computer science and engineering, cum laude. I'm currently enrolled in
law school, and doing quite well. I personally attribute a lot of my
academic success to video games, and always have. One important lesson
I've learned is how to budget my time effectively. Video games also
serve as an important release from the stress created by such rigorous
study. Also, I believe each and every game teaches important educational
concepts indirectly (e.g. reading comprehension, logic and mathematics
through puzzle solving, hand-eye coordination, etc.). I'm very
supportive of parents who get gaming systems for their kids, and I hate
it when I hear how games are "destroying" our youth. I hope many
parents read your page and make use of it!
I totally agree with him about the stress reduction, too. A benefit I hadn't really thought about for a while—in fact, I had forgotten how my husband and I played videogames (Galaga, Centipedes, PacMan, etc.) for hours and hours in the student center at USC, when we were both in grad school there. That was definitely stress reduction therapy!!
The majority of our market is over 18. By the way, only 7 percent of all video games carry the “mature” (suitable for 17 and older) rating. As for the government, we don’t tolerate the idea of the government regulating books. This is no different.
Q: But many people would argue that the video game experience is much more intense for kids than the experience of reading a book, and therefore should be regulated.
A: There is absolutely no research to support the idea that playing a violent video game leads to violent behavior. That’s the first point I’d like to make. The second is that with regard to books – who is to say that someone who reads a lurid crime novel won’t take away ideas. You can learn how to make a bomb by reading a book. But look – the crime rate is going down at the same time the use of video games is exploding. Finally, what we’re talking about here is a game. It’s entertainment.
(Katy Abel,interviewing Doug Lowenstein, president of the
Interactive Digital Software Association.)
Video Games and Children by Bernard Cesarone
cites studies and gives statistics (for those readers who like such things) but is probably nearly a decade old. Some comments are outdated, such as this: "The world of video games has little sense of community and few team players. Also, most video games do not allow play by more than one player at a time." Still, the closing comment is this:

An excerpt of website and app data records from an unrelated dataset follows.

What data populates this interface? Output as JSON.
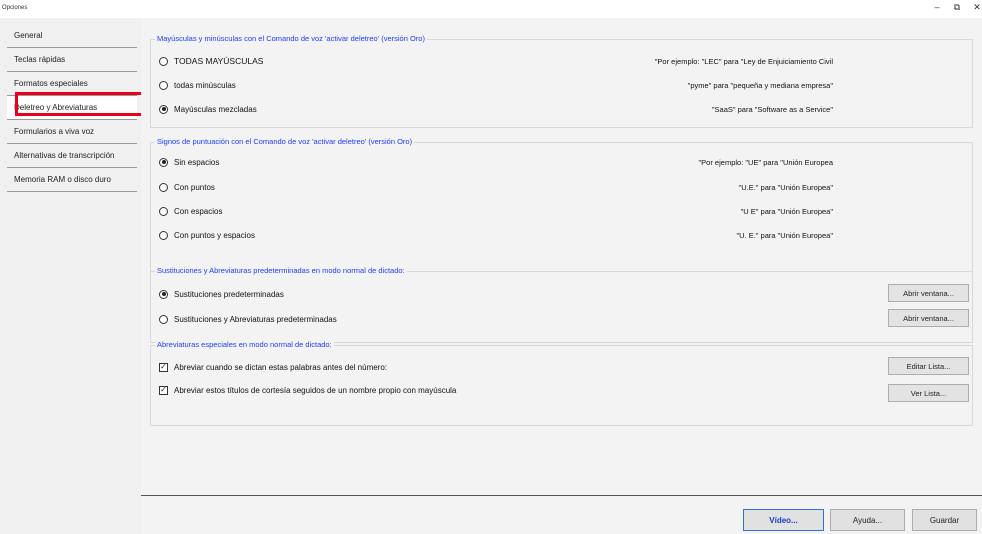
{
  "window": {
    "title": "Opciones"
  },
  "sidebar": {
    "items": [
      {
        "label": "General"
      },
      {
        "label": "Teclas rápidas"
      },
      {
        "label": "Formatos especiales"
      },
      {
        "label": "Deletreo y Abreviaturas"
      },
      {
        "label": "Formularios a viva voz"
      },
      {
        "label": "Alternativas de transcripción"
      },
      {
        "label": "Memoria RAM o disco duro"
      }
    ],
    "selected": "Deletreo y Abreviaturas"
  },
  "groups": {
    "caps": {
      "legend": "Mayúsculas y minúsculas con el Comando de voz 'activar deletreo' (versión Oro)",
      "options": [
        {
          "label": "TODAS MAYÚSCULAS",
          "example": "\"Por ejemplo: \"LEC\" para \"Ley de Enjuiciamiento Civil",
          "checked": false
        },
        {
          "label": "todas minúsculas",
          "example": "\"pyme\" para \"pequeña y mediana empresa\"",
          "checked": false
        },
        {
          "label": "Mayúsculas mezcladas",
          "example": "\"SaaS\" para \"Software as a Service\"",
          "checked": true
        }
      ]
    },
    "punct": {
      "legend": "Signos de puntuación con el Comando de voz 'activar deletreo' (versión Oro)",
      "options": [
        {
          "label": "Sin espacios",
          "example": "\"Por ejemplo: \"UE\" para \"Unión Europea",
          "checked": true
        },
        {
          "label": "Con puntos",
          "example": "\"U.E.\" para \"Unión Europea\"",
          "checked": false
        },
        {
          "label": "Con espacios",
          "example": "\"U E\" para \"Unión Europea\"",
          "checked": false
        },
        {
          "label": "Con puntos y espacios",
          "example": "\"U. E.\" para \"Unión Europea\"",
          "checked": false
        }
      ]
    },
    "subs": {
      "legend": "Sustituciones y Abreviaturas predeterminadas en modo normal de dictado:",
      "options": [
        {
          "label": "Sustituciones predeterminadas",
          "button": "Abrir ventana...",
          "checked": true
        },
        {
          "label": "Sustituciones y Abreviaturas predeterminadas",
          "button": "Abrir ventana...",
          "checked": false
        }
      ]
    },
    "abbr": {
      "legend": "Abreviaturas especiales en modo normal de dictado:",
      "options": [
        {
          "label": "Abreviar cuando se dictan estas palabras antes del número:",
          "button": "Editar Lista...",
          "checked": true
        },
        {
          "label": "Abreviar estos títulos de cortesía seguidos de un nombre propio con mayúscula",
          "button": "Ver Lista...",
          "checked": true
        }
      ]
    }
  },
  "footer": {
    "video": "Vídeo...",
    "help": "Ayuda...",
    "save": "Guardar"
  },
  "icons": {
    "minimize": "minimize-icon",
    "restore": "restore-icon",
    "close": "close-icon"
  },
  "colors": {
    "legend": "#1c3cff",
    "highlight": "#e8001c"
  }
}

"Given inconclusive research, recommendations concerning video games must be conservative. According to researcher Jeanne Funk (1993), a ban on video games is:
probably not ... in the child's best interests. Limiting playing time and monitoring game selection according to developmental level and game content may be as important as similar parental management of television privileges. Parents and professionals should also seek creative ways to increase the acceptance, popularity, and availability of games that are relatively prosocial, educational, and fun. (p.89)
"When Vice City is released on Oct. 29, it will freak out millions of parents and sell millions of copies, but it will also force us to realize that video games aren't toys anymore; they're sophisticated, thought-provoking entertainment for grownups. At their best, they're art.
"As for the violence, Vice City doesn't pull any punches — but why should it? Studies show the average American gamer is well into his 20s . . . . "There has been a demographic shift in who's playing," Donovan argues. "You're telling a 25-year-old that he's supposed to play with a hedgehog?"
[quotes from recent Time Magazine article on Grand Theft Auto III.]
History, Design, Technical Aspects
A chronology of video game systems (along with some other historical listings) is linked here for your nostalgic pleasure, or for your brand-new news, if you never played Sonic, Mario, or Pong.
Games * Design * Art * Culture is largely about online games, but has links to design-related sites and articles. For those more interested in how games come to be, who designs them, and so forth this site will be of interest.
How You Can Help!
If you have testimonials you would like to donate to this cause, or know of articles or resources online you think should be linked here, write to